Five Things You Didn’t Know About the Torchbearer Statue

Torchbearer in the FallWork has begun on the renovation of UT’s Circle Park and Torchbearer Plaza.

The park will feature new sidewalks, trees, landscaping, sod, and irrigation systems. The rebuilt plaza will include benches, trees along Volunteer Boulevard, and new retaining walls to highlight the Torchbearer statue.

Since 1968, the Torchbearer—UT’s official symbol—has borne silent witness to the university’s Volunteer Creed: “One that beareth a torch shadoweth oneself to give light to others.”

To mark the beginning of the renovation, here are a few facts that shed some light on the history of the Torchbearer:

The statue was surprisingly controversial

The first design, in 1931, was a middle-aged man with a Greek haircut and a slight paunch, holding a lantern waist-high in his right hand. After complaints, the figure was made much younger and physically fit, with a more neutral haircut. In 1967, after students marched across campus in protest of the design, then–UT president Andy Holt invited them into his office, discussed the project, and agreed to slim down the design, and the statue’s belly, even further. The statue was unveiled and dedicated on April 19, 1968.

A gas malfunction damaged an early model of the statue

In 1937, graduating seniors wanted to present a three-foot-high version of the statue to the top student in the junior class at the traditional Aloha Oe torch passing ceremony. Sculptor T. Andre Beck prepared a plaster version with a flame attachment built in. Unfortunately, the equipment malfunctioned, destroying the miniature Torchbearer’s outstretched hand.

Long lead time

The Torchbearer was adopted as UT’s official symbol in 1932, but the statue wasn’t erected until 1968. During the interim, six-inch-high desk versions were popular as gifts and awards to students, faculty, staff, and friends of the university.

Heroic proportions

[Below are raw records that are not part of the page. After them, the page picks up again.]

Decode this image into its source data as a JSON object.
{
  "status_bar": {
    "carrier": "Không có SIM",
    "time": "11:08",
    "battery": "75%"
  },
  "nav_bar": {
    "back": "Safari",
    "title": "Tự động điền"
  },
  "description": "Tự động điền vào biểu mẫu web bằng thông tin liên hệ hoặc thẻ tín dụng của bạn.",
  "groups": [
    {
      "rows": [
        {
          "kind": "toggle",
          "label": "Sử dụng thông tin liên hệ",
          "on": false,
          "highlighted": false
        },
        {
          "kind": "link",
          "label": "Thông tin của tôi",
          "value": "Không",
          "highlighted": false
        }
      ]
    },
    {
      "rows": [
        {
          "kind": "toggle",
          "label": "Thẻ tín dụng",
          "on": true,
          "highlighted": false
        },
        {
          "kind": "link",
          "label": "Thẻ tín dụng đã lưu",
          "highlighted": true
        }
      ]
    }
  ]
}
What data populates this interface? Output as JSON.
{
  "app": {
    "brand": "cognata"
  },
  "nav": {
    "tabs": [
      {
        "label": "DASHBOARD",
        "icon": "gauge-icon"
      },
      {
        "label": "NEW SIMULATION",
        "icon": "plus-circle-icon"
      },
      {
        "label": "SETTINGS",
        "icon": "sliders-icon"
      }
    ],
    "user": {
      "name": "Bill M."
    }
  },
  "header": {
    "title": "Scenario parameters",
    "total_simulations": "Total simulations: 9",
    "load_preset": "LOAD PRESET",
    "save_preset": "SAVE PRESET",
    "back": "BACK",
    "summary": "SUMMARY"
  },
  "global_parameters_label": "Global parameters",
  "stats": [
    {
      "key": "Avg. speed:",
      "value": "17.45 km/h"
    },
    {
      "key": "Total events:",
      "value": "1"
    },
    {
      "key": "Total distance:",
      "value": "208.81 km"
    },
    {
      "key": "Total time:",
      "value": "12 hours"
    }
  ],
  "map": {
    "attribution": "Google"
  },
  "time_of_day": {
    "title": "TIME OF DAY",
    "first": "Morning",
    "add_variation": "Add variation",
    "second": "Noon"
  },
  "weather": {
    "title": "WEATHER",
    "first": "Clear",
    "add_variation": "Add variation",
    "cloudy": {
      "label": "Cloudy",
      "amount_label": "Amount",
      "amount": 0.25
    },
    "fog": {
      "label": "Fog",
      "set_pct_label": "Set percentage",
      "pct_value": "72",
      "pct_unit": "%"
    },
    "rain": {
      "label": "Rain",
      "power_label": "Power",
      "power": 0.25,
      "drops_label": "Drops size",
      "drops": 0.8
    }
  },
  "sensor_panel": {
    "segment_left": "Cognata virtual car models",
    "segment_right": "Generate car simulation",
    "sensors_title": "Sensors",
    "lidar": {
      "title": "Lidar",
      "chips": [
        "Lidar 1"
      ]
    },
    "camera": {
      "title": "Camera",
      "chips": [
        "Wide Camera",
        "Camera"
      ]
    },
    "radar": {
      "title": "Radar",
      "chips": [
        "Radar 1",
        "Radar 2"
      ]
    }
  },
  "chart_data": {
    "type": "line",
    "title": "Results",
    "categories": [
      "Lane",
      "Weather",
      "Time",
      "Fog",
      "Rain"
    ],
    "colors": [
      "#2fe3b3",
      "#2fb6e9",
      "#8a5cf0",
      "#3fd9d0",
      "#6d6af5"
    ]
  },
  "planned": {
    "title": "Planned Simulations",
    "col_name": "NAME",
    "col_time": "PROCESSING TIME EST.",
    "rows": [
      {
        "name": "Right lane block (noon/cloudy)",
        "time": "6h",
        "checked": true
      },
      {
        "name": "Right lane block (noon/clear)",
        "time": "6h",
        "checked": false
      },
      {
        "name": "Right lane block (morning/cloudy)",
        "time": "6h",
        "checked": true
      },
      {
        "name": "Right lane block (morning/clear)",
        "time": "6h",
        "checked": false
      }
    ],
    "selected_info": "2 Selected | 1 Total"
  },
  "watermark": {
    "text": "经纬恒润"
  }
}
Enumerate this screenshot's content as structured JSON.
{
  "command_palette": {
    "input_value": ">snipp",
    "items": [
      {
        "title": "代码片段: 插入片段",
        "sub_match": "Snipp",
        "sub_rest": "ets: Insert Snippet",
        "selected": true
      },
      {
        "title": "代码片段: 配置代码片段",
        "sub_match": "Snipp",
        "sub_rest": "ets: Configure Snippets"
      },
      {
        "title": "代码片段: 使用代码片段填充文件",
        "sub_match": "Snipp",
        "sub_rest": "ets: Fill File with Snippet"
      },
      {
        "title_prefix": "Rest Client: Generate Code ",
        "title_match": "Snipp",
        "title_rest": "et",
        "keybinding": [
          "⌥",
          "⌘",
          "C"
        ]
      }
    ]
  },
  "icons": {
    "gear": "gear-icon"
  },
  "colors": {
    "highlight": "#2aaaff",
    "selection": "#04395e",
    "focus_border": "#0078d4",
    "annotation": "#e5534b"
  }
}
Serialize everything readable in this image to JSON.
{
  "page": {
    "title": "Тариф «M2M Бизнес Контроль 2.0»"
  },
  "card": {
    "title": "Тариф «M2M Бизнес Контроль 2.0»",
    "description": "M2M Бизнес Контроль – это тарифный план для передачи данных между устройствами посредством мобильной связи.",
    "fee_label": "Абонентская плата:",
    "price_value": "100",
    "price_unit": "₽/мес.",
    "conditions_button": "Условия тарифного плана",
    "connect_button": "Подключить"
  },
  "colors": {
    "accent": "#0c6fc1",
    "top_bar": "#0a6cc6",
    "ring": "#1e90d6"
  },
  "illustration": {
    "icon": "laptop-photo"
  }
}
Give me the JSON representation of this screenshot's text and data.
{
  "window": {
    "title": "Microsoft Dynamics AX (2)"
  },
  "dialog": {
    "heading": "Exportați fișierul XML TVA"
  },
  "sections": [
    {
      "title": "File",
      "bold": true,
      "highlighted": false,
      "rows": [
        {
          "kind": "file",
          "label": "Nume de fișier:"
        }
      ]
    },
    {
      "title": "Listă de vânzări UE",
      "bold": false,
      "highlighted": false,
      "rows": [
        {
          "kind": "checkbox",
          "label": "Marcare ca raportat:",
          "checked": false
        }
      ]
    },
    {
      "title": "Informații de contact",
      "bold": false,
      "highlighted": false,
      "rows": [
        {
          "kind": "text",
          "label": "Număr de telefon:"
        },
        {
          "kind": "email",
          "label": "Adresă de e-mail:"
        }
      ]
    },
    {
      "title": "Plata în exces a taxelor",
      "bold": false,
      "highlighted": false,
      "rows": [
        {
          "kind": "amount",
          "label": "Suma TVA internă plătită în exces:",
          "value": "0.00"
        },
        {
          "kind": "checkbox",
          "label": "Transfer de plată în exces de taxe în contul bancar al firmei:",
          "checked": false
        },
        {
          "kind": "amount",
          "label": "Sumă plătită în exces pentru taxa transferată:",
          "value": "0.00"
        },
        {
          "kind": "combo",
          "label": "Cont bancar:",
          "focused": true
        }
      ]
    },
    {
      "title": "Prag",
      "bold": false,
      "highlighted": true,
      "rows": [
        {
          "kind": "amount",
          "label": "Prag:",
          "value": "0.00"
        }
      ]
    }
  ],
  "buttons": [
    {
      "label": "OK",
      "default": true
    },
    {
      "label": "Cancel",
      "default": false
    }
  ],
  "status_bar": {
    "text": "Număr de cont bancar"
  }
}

The original design called for a statue standing twenty-six feet tall upon a marble pedestal in a semicircular amphitheater. Today’s statue is nine feet high on a low pedestal at the intersection of Circle Park and Volunteer Boulevard. It weighs 900 pounds.

Not-so-eternal flame

The natural-gas flame shining brightly from the statue’s outstretched torch is designed to burn cleanly and safely in all but the worst weather conditions. However, occasional wind storms have temporarily put out the fire, and campus leaders decided to extinguish the flame for a brief time during the energy crisis of the 1970s.

For safety reasons, the flame has been extinguished as Circle Park and the Torchbearer Plaza are renovated. The project is set to finish by the start of the fall semester.

C O N T A C T :

Charles Primm (865-974-5180, charles.primm@tennessee.edu)